20,000 years ago the territory of present-day Pomerania was covered with ice, which did not start to recede until the late period of the Old Stone Age or Paleolithic some 10,000 years BC, when the Scandinavian glacier receded to the north. Various archaeological cultures developed in the Mesolithic, Neolithic, Bronze Age, and Iron Age.

Since around 500BC and before 500 AD Pomerania was dominated by East Germanic tribes including several tribes of Goths, who according to archeological evidence and their own tradition have come from Scandinavia. Goths and Rugians are recorded by Roman historians in the areas of Pomerania in 98 AD. The Veneti, non-Germanic tribe, which later assimilated with Slavs, are recorded by Ptolemy and Pliny the Elder around Vistula in first century AD. By the 7th century Slavic tribes (Wends) such as the Pomeranians settled the area.

Conquest and rule


Pomerania was first conquered by the Polish duke Mieszko I in the second half of the 10th century. Pagan uprisings in 1005 and 1038 resulted in independence for Western Pomerania and Pomerelia, respectively.
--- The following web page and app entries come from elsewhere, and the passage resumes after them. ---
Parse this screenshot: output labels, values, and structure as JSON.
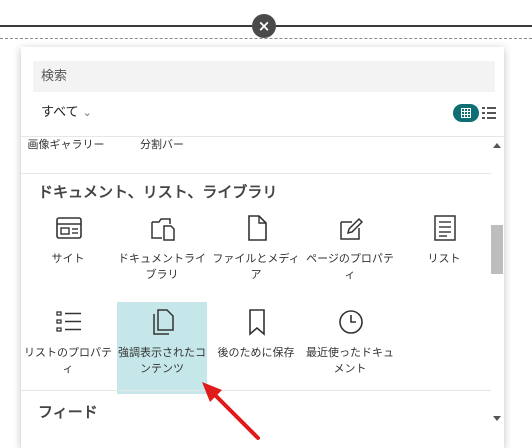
{
  "close_icon_glyph": "×",
  "search": {
    "placeholder": "検索"
  },
  "filter": {
    "label": "すべて",
    "chevron": "⌄"
  },
  "cut_items": [
    {
      "label": "画像ギャラリー"
    },
    {
      "label": "分割バー"
    }
  ],
  "section_document": "ドキュメント、リスト、ライブラリ",
  "tiles": [
    {
      "label": "サイト",
      "icon": "site-icon"
    },
    {
      "label": "ドキュメントライブラリ",
      "icon": "document-library-icon"
    },
    {
      "label": "ファイルとメディア",
      "icon": "file-icon"
    },
    {
      "label": "ページのプロパティ",
      "icon": "edit-icon"
    },
    {
      "label": "リスト",
      "icon": "list-icon"
    },
    {
      "label": "リストのプロパティ",
      "icon": "list-properties-icon"
    },
    {
      "label": "強調表示されたコンテンツ",
      "icon": "highlighted-content-icon",
      "selected": true
    },
    {
      "label": "後のために保存",
      "icon": "bookmark-icon"
    },
    {
      "label": "最近使ったドキュメント",
      "icon": "clock-icon"
    }
  ],
  "section_feed": "フィード",
  "colors": {
    "accent": "#0f6e73",
    "selected_bg": "#c6e7e9",
    "arrow": "#e01b1b"
  }
}
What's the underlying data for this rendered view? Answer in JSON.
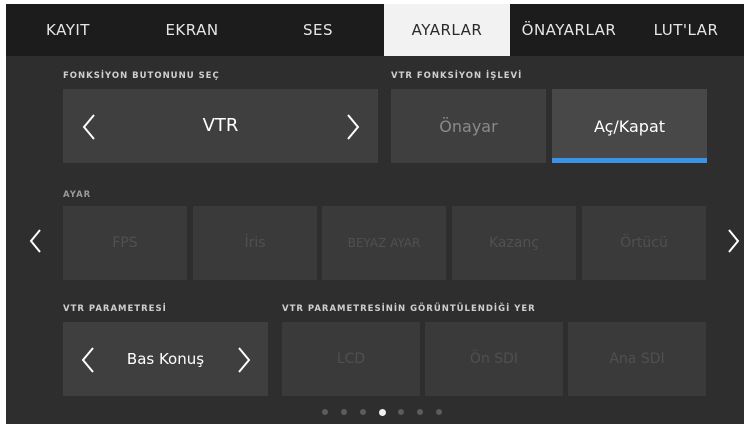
{
  "tabs": [
    {
      "label": "KAYIT",
      "active": false
    },
    {
      "label": "EKRAN",
      "active": false
    },
    {
      "label": "SES",
      "active": false
    },
    {
      "label": "AYARLAR",
      "active": true
    },
    {
      "label": "ÖNAYARLAR",
      "active": false
    },
    {
      "label": "LUT'LAR",
      "active": false
    }
  ],
  "function_button": {
    "label": "FONKSİYON BUTONUNU SEÇ",
    "value": "VTR"
  },
  "vtr_function": {
    "label": "VTR FONKSİYON İŞLEVİ",
    "options": [
      "Önayar",
      "Aç/Kapat"
    ],
    "selected": "Aç/Kapat"
  },
  "setting": {
    "label": "AYAR",
    "options": [
      "FPS",
      "İris",
      "BEYAZ AYAR",
      "Kazanç",
      "Örtücü"
    ]
  },
  "vtr_parameter": {
    "label": "VTR PARAMETRESİ",
    "value": "Bas Konuş"
  },
  "vtr_display": {
    "label": "VTR PARAMETRESİNİN GÖRÜNTÜLENDİĞİ YER",
    "options": [
      "LCD",
      "Ön SDI",
      "Ana SDI"
    ]
  },
  "pagination": {
    "total": 7,
    "current": 4
  },
  "colors": {
    "accent": "#3a93e6",
    "tab_active_bg": "#f2f2f2",
    "panel_bg": "#2e2e2e"
  }
}
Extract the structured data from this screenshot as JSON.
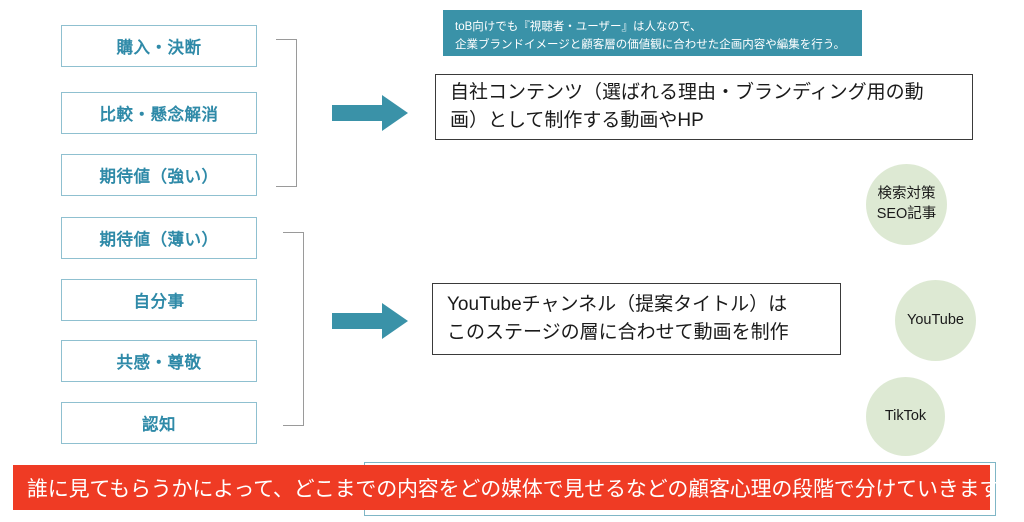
{
  "colors": {
    "stage_border": "#8fc0d0",
    "stage_text": "#2f8aa8",
    "teal_banner_bg": "#3a92a8",
    "arrow_fill": "#3a92a8",
    "circle_bg": "#dde9d3",
    "red_banner_bg": "#ef3b24",
    "bracket_stroke": "#9a9a9a",
    "content_box_border": "#3a3a3a",
    "bottom_outline_border": "#7fb6c6"
  },
  "stages": [
    {
      "label": "購入・決断"
    },
    {
      "label": "比較・懸念解消"
    },
    {
      "label": "期待値（強い）"
    },
    {
      "label": "期待値（薄い）"
    },
    {
      "label": "自分事"
    },
    {
      "label": "共感・尊敬"
    },
    {
      "label": "認知"
    }
  ],
  "teal_banner": {
    "line1": "toB向けでも『視聴者・ユーザー』は人なので、",
    "line2": "企業ブランドイメージと顧客層の価値観に合わせた企画内容や編集を行う。"
  },
  "content_boxes": [
    {
      "line1": "自社コンテンツ（選ばれる理由・ブランディング用の動",
      "line2": "画）として制作する動画やHP"
    },
    {
      "line1": "YouTubeチャンネル（提案タイトル）は",
      "line2": "このステージの層に合わせて動画を制作"
    }
  ],
  "circles": [
    {
      "line1": "検索対策",
      "line2": "SEO記事"
    },
    {
      "line1": "YouTube",
      "line2": ""
    },
    {
      "line1": "TikTok",
      "line2": ""
    }
  ],
  "red_banner": {
    "text": "誰に見てもらうかによって、どこまでの内容をどの媒体で見せるなどの顧客心理の段階で分けていきます"
  }
}
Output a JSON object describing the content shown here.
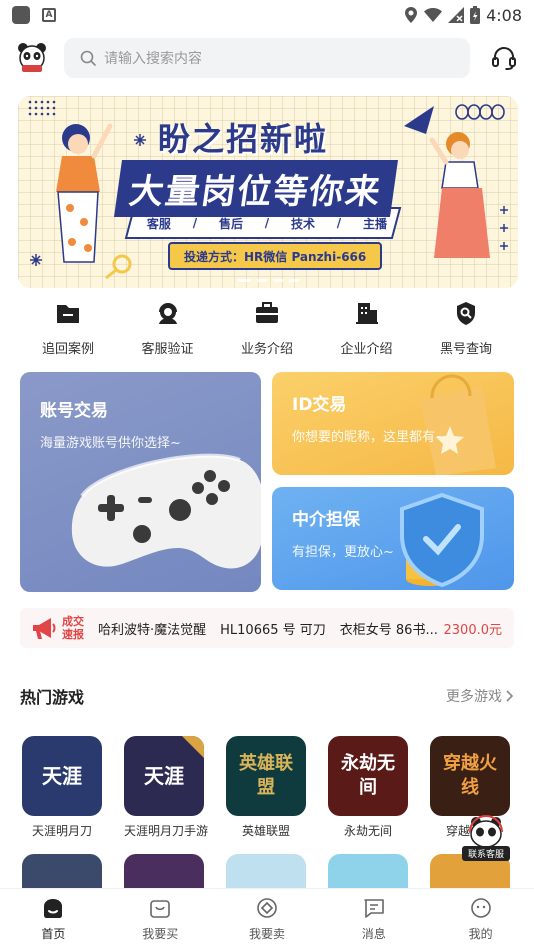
{
  "status_bar": {
    "time": "4:08"
  },
  "search": {
    "placeholder": "请输入搜索内容"
  },
  "banner": {
    "title_line1": "盼之招新啦",
    "title_line2": "大量岗位等你来",
    "tags": [
      "客服",
      "/",
      "售后",
      "/",
      "技术",
      "/",
      "主播"
    ],
    "contact": "投递方式：HR微信 Panzhi-666"
  },
  "quick_nav": [
    {
      "label": "追回案例",
      "icon": "folder-icon"
    },
    {
      "label": "客服验证",
      "icon": "support-agent-icon"
    },
    {
      "label": "业务介绍",
      "icon": "briefcase-icon"
    },
    {
      "label": "企业介绍",
      "icon": "building-icon"
    },
    {
      "label": "黑号查询",
      "icon": "shield-search-icon"
    }
  ],
  "cards": {
    "account": {
      "title": "账号交易",
      "subtitle": "海量游戏账号供你选择~"
    },
    "id": {
      "title": "ID交易",
      "subtitle": "你想要的昵称，这里都有~"
    },
    "guarantee": {
      "title": "中介担保",
      "subtitle": "有担保，更放心~"
    }
  },
  "ticker": {
    "badge_line1": "成交",
    "badge_line2": "速报",
    "items": [
      "哈利波特·魔法觉醒",
      "HL10665 号 可刀",
      "衣柜女号 86书..."
    ],
    "price": "2300.0元"
  },
  "hot_games": {
    "title": "热门游戏",
    "more": "更多游戏",
    "games": [
      {
        "name": "天涯明月刀",
        "tile": "天涯",
        "color": "#2b3a6e"
      },
      {
        "name": "天涯明月刀手游",
        "tile": "天涯",
        "color": "#2d2a52"
      },
      {
        "name": "英雄联盟",
        "tile": "英雄联盟",
        "color": "#0f3a3e"
      },
      {
        "name": "永劫无间",
        "tile": "永劫无间",
        "color": "#5a1a18"
      },
      {
        "name": "穿越火线",
        "tile": "穿越火线",
        "color": "#3a1f14"
      }
    ],
    "row2_colors": [
      "#3b4a6a",
      "#4a2f5e",
      "#bfe0ee",
      "#8fd3ea",
      "#e2a13a"
    ]
  },
  "float_service": {
    "label": "联系客服"
  },
  "tabbar": [
    {
      "label": "首页",
      "icon": "home-icon",
      "active": true
    },
    {
      "label": "我要买",
      "icon": "shopping-bag-icon",
      "active": false
    },
    {
      "label": "我要卖",
      "icon": "sell-icon",
      "active": false
    },
    {
      "label": "消息",
      "icon": "message-icon",
      "active": false
    },
    {
      "label": "我的",
      "icon": "profile-icon",
      "active": false
    }
  ]
}
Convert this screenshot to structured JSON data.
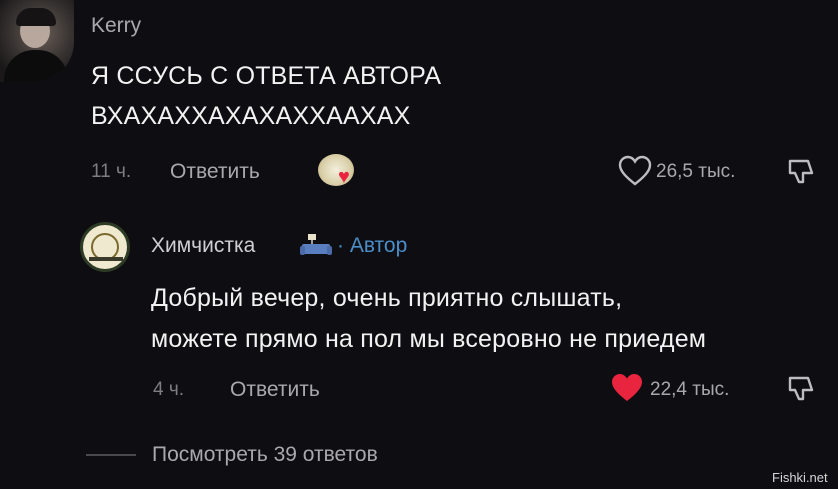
{
  "comments": [
    {
      "username": "Kerry",
      "text_line1": "Я ССУСЬ С ОТВЕТА АВТОРА",
      "text_line2": "ВХАХАХХАХАХАХХААХАХ",
      "time": "11 ч.",
      "reply_label": "Ответить",
      "likes": "26,5 тыс.",
      "liked": false
    },
    {
      "username": "Химчистка",
      "author_badge": "· Автор",
      "text_line1": "Добрый вечер, очень приятно слышать,",
      "text_line2": "можете прямо на пол мы всеровно не приедем",
      "time": "4 ч.",
      "reply_label": "Ответить",
      "likes": "22,4 тыс.",
      "liked": true
    }
  ],
  "view_replies": "Посмотреть 39 ответов",
  "watermark": "Fishki.net",
  "colors": {
    "background": "#0e0d11",
    "like_active": "#e8243f",
    "author_badge": "#4b8ec8"
  },
  "icons": [
    "heart-outline-icon",
    "heart-filled-icon",
    "dislike-icon",
    "sofa-emoji-icon",
    "sticker-icon"
  ]
}
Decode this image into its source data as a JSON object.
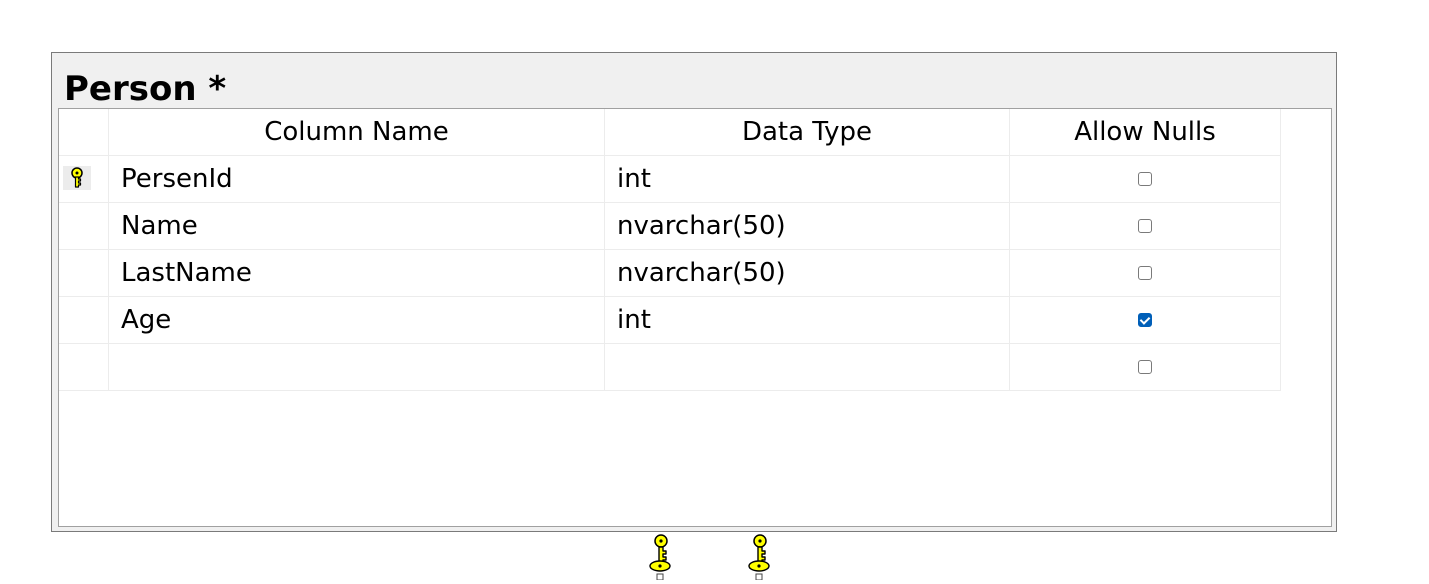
{
  "table": {
    "title": "Person *",
    "columns_header": {
      "name": "Column Name",
      "type": "Data Type",
      "nulls": "Allow Nulls"
    },
    "rows": [
      {
        "name": "PersenId",
        "type": "int",
        "allow_nulls": false,
        "primary_key": true
      },
      {
        "name": "Name",
        "type": "nvarchar(50)",
        "allow_nulls": false,
        "primary_key": false
      },
      {
        "name": "LastName",
        "type": "nvarchar(50)",
        "allow_nulls": false,
        "primary_key": false
      },
      {
        "name": "Age",
        "type": "int",
        "allow_nulls": true,
        "primary_key": false
      },
      {
        "name": "",
        "type": "",
        "allow_nulls": false,
        "primary_key": false
      }
    ]
  },
  "icons": {
    "primary_key": "key-icon",
    "relationship": "key-icon",
    "checked": "checkbox-checked",
    "unchecked": "checkbox-unchecked"
  },
  "colors": {
    "key_yellow": "#ffff00",
    "checkbox_checked": "#005fb8",
    "window_background": "#f0f0f0"
  }
}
Regained by Poland in 1116/1121, the Polish could not hold the Pomeranian duchy longer than 1135, whereas Pomerelia after the 1138 partition of Poland among the sons of Boleslaus Wrymouth became a part of the Polish seniorat,[1] which was declared fief of the Holy Roman Empire in 1156.

The Western part, the Duchy of Pomerania, was declared part of the Holy Roman Empire (1181). After a brief period of Danish rule (1168/1186-1227), it remained part of Holy Roman Empire of the German Nation until 1806.

1000 years of history of the areas between Elbe, the Oder and Vistula    


  1. "Map of Poland before the fragmentation period". Archived from the original on 2007-12-02. Retrieved 2008-01-14.